Auntie Margaret1 Comment » | Add your comment
If you were hoping for an environmental twist on ‘Fifty Shades of Grey’, I would move on now. But if you’re interested in how communities living in the cloud forests of Peru and Bolivia are beginning to experience the fifty shades of green forest that their ancestors once enjoyed, then read on.
For many years, settlers have lived in areas of the forests also inhabited by the Awajun, the indigenous communities. Renting land from the Awajun, the settlers’ preferred method of farming was to clear away the forest and plant seasonal crops to feed their families until the quality of the soil was so depleted that it was no longer productive. The families then had to move on. This was clearly not sustainable and led to conflict with the Awajun, whose land no longer had any value.
Working with the Awajun and settlers, Practical Action researched how the forests used to look, using local knowledge to identify the diversity of plants and trees (hence the fifty shades of green) that once grew naturally in the area. Using this knowledge, we worked with the communities to find ways of recreating the cloud forests while still providing them with a realistic living. An agro-forestry system was devised, which ensures that areas of indigenous forest are conserved for future generations, while at the same time communities are able diversify their crops, for eating and selling. I love the diagram below, illustrating simply how by working together, the Awajun and the settlers really can bring ‘fifty shades of green’ back into their lives now, and for future generations. It’s also a partnership beyond the cloud forest communities – we have been able to achieve this because of the partnership with three great Foundations: Innocent foundation, Waterloo Foundation and Z Zurich Foundation.
No Comments » | Add your comment
While my fellow Americans woke up early and fought long lines for big sales on what has aptly been named Black Friday, I was happily working away in the Communications office here at Practical Action.
Back in America, the holiday season officially started on Thursday with Thanksgiving.
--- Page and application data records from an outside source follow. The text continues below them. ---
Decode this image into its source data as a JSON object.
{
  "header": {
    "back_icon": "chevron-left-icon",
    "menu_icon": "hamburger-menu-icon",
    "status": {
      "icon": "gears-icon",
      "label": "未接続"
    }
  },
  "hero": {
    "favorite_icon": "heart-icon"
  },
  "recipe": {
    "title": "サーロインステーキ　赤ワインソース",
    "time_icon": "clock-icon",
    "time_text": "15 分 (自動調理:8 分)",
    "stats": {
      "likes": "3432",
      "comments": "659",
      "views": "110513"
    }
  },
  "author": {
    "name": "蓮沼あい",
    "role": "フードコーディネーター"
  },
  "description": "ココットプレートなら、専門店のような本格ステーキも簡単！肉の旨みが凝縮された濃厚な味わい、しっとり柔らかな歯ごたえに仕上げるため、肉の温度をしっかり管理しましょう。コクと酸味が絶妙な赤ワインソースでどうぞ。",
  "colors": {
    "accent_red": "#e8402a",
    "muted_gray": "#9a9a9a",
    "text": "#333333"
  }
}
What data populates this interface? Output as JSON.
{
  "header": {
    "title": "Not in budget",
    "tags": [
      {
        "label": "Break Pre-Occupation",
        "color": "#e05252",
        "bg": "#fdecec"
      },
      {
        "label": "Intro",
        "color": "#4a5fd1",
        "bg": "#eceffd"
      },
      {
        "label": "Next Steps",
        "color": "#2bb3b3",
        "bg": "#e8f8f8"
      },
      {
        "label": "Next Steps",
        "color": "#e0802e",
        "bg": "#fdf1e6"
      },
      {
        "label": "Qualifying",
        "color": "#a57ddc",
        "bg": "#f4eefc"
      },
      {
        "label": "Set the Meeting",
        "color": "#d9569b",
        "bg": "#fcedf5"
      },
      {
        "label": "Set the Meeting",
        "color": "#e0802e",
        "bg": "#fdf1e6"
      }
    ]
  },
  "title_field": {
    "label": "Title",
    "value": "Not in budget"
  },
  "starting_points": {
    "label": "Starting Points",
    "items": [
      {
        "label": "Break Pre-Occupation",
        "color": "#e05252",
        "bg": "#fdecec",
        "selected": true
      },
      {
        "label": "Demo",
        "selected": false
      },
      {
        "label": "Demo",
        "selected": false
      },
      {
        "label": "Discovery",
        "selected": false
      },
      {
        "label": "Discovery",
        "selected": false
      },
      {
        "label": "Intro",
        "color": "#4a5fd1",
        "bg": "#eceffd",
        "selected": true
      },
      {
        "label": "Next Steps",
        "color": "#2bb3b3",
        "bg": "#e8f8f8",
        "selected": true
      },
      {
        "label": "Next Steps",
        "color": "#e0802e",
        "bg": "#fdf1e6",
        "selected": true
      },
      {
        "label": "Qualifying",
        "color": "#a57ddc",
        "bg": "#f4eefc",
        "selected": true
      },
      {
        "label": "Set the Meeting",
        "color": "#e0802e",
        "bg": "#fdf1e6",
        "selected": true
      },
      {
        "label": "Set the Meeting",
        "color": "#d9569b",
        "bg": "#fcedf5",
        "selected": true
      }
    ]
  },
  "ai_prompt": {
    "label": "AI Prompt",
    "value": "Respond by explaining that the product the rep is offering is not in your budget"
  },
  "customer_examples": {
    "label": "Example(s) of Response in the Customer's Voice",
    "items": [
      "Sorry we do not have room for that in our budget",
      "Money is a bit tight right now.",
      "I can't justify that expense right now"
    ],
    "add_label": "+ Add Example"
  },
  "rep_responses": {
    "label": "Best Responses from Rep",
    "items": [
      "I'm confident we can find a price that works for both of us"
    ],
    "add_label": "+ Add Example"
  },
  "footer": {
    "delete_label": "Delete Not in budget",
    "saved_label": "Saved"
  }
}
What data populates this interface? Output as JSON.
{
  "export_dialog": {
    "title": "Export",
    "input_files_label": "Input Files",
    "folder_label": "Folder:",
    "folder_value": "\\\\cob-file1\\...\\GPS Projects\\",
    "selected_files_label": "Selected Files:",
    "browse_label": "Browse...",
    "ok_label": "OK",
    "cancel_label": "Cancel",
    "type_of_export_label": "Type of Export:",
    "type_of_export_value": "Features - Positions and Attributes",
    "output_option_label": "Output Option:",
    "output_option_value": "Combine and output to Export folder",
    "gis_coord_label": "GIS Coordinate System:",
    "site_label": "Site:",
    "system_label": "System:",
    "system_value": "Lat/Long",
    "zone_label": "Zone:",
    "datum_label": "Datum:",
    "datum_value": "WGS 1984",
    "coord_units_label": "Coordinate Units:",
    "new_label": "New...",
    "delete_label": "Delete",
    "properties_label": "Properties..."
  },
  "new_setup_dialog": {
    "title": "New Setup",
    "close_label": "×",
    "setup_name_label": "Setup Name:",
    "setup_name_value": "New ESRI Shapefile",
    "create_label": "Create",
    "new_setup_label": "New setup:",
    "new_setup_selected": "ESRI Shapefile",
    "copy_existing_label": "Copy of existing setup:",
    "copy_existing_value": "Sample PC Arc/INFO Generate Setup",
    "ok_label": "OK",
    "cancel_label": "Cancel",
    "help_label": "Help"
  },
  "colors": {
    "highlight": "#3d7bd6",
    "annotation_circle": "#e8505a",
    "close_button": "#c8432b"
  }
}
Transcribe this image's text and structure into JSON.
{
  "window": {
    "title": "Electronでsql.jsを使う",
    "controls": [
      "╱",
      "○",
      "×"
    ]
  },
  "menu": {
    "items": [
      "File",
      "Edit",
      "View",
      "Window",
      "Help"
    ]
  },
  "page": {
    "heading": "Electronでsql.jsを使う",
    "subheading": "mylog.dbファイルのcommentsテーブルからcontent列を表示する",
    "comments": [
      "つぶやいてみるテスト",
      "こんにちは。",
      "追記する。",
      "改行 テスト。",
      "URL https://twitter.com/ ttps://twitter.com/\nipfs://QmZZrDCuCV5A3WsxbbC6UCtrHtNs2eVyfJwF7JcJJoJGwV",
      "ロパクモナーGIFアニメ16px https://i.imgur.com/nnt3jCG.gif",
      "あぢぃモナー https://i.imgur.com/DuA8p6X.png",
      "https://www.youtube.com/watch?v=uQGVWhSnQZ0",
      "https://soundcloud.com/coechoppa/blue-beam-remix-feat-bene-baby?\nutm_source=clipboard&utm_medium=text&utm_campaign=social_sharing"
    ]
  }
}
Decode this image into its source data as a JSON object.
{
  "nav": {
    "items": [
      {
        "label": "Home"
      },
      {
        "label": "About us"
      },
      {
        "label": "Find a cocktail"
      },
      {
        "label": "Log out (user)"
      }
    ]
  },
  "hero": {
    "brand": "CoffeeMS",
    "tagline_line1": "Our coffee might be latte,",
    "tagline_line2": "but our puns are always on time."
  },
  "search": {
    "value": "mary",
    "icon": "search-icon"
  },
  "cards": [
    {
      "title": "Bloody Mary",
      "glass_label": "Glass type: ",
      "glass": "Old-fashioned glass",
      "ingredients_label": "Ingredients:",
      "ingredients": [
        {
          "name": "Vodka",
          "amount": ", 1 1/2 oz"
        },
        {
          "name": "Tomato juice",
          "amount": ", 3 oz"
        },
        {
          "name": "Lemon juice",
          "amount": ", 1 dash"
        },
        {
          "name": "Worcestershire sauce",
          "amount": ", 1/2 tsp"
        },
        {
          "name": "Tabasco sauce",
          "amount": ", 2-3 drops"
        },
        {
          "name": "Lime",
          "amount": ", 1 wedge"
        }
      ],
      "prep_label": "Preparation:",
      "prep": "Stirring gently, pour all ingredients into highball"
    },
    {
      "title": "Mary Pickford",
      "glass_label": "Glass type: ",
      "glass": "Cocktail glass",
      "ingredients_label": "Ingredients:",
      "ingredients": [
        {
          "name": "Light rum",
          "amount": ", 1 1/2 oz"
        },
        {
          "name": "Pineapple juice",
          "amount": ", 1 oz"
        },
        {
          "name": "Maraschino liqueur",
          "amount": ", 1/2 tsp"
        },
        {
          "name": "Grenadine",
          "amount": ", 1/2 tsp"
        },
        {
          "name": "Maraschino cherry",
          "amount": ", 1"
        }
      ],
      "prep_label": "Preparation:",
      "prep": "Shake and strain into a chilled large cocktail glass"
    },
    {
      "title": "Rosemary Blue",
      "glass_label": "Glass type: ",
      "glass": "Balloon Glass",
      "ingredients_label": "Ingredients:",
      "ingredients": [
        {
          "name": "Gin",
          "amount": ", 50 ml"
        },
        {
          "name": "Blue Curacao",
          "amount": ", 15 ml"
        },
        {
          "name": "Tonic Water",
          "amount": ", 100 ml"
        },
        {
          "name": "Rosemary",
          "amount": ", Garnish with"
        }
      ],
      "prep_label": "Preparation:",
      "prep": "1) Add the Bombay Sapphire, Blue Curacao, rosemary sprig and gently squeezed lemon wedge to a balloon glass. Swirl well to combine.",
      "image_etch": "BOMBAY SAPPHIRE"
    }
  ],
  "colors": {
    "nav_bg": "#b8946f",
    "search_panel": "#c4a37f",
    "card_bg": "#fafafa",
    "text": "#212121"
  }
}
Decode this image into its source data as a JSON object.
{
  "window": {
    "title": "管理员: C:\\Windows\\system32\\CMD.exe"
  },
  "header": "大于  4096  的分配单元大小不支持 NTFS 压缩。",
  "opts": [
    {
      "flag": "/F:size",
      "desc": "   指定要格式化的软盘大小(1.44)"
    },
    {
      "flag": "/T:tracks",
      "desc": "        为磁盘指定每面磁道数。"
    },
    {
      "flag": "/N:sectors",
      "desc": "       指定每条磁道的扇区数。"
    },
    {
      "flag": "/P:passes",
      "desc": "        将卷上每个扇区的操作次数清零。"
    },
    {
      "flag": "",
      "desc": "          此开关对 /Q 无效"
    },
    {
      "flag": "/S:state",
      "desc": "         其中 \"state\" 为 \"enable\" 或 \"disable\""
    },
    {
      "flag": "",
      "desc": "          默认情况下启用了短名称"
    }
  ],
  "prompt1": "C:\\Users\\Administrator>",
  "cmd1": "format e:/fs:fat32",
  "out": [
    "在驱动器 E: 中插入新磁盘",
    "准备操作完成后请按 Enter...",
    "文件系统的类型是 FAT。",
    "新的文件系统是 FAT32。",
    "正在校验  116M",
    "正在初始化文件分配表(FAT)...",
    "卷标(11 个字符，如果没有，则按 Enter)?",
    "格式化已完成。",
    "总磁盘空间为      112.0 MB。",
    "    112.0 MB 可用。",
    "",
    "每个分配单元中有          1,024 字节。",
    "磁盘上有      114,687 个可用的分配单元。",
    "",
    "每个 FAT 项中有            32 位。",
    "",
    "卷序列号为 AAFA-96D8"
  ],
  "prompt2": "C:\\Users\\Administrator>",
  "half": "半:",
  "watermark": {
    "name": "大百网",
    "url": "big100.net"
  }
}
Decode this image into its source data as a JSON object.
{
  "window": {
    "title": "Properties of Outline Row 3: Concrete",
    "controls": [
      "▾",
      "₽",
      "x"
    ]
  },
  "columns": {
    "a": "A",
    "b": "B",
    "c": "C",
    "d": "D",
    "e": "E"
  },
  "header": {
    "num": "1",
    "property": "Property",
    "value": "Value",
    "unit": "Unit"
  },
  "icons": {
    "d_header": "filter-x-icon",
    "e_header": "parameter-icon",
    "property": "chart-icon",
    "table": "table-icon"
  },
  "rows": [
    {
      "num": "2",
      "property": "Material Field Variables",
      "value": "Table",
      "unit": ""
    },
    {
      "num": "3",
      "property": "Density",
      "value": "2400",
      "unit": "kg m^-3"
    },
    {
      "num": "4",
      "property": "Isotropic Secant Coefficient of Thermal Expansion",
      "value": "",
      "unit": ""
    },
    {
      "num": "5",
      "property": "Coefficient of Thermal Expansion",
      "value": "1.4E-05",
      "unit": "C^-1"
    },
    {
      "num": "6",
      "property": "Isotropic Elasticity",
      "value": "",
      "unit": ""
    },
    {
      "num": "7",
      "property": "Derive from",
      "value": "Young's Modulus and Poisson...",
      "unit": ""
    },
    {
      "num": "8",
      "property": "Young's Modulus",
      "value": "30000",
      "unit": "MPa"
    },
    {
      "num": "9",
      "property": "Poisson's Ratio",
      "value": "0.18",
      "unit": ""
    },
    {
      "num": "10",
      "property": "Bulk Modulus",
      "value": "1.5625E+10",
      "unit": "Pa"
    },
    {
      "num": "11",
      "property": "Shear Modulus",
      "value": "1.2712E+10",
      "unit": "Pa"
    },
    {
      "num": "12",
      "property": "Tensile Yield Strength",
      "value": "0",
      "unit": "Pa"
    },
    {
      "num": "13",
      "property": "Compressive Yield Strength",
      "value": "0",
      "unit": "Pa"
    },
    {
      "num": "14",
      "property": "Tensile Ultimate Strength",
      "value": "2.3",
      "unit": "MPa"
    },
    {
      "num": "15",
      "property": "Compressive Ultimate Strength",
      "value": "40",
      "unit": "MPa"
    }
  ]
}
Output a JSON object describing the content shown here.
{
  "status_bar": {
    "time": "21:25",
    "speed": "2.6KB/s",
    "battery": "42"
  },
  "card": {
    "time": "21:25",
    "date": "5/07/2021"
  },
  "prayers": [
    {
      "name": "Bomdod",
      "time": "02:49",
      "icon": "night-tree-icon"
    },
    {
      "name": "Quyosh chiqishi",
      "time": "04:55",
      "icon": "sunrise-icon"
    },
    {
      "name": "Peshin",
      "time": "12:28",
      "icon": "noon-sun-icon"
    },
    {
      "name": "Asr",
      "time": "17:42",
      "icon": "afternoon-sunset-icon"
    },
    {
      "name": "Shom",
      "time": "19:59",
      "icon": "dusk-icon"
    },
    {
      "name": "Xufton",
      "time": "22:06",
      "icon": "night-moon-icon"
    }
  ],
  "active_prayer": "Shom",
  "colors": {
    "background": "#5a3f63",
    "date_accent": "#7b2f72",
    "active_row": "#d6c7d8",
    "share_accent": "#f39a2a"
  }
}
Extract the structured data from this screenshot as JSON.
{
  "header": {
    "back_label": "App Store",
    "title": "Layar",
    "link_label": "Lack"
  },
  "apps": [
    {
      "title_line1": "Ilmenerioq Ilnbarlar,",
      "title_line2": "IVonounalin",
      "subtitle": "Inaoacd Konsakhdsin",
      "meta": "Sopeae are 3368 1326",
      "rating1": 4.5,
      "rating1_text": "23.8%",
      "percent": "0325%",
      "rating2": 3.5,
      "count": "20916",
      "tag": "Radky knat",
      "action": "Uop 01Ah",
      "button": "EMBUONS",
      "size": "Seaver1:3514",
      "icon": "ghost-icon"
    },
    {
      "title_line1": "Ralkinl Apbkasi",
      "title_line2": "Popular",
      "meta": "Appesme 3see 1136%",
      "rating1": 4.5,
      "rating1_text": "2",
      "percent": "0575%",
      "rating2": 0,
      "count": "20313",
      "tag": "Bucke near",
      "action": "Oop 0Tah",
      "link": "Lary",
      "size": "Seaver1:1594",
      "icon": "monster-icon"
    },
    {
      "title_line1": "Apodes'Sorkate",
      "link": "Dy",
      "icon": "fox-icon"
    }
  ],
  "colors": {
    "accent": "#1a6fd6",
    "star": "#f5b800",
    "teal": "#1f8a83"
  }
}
Immediately after Thanksgiving, chaos ensued at retail stores across America, as people pushed their way through crowds in pursuit of big savings on Black Friday. This is a day when most major retailers open extremely early and offer promotional sales to kick off the holiday shopping season.
Following the big in-store sales is Cyber Monday, taking place today. It’s a day for huge online shopping sales.
While I’m upset to have missed Thanksgiving, I can’t say that I miss the chaotic aftermath. It seems the true meaning of the holiday season has been lost.
Enter #GivingTuesday - a national campaign to brand the Tuesday after the holiday as an annual day of giving. It celebrates and encourages charitable activities that support nonprofits.
Over 1,000 businesses and NGO’s including big businesses like Mashable and Sony have signed up to the campaign. It’s sweeping the nation in America as a popular social media phenomenon, but it doesn’t mean that it can’t go international. I’m happy to be working for a charity who wants to bring the UK in on it.
At Practical Action, our Practical Presents are the creative gift ideas that people can buy for people in the developing world. They range from fluffy ducks that help people in Bangladesh earn an income to clean water taps that give a lifeline to people in Zimbabwe. You can donate the money to have one of these gifts sent to developing countries as a gift to someone in your life.
This #GivingTuesday I hope you will join in with us online and give a gift to someone in your life that will help the lives of people all over the world. Let’s remember what the holiday season is meant to be about!No Comments » | Add your comment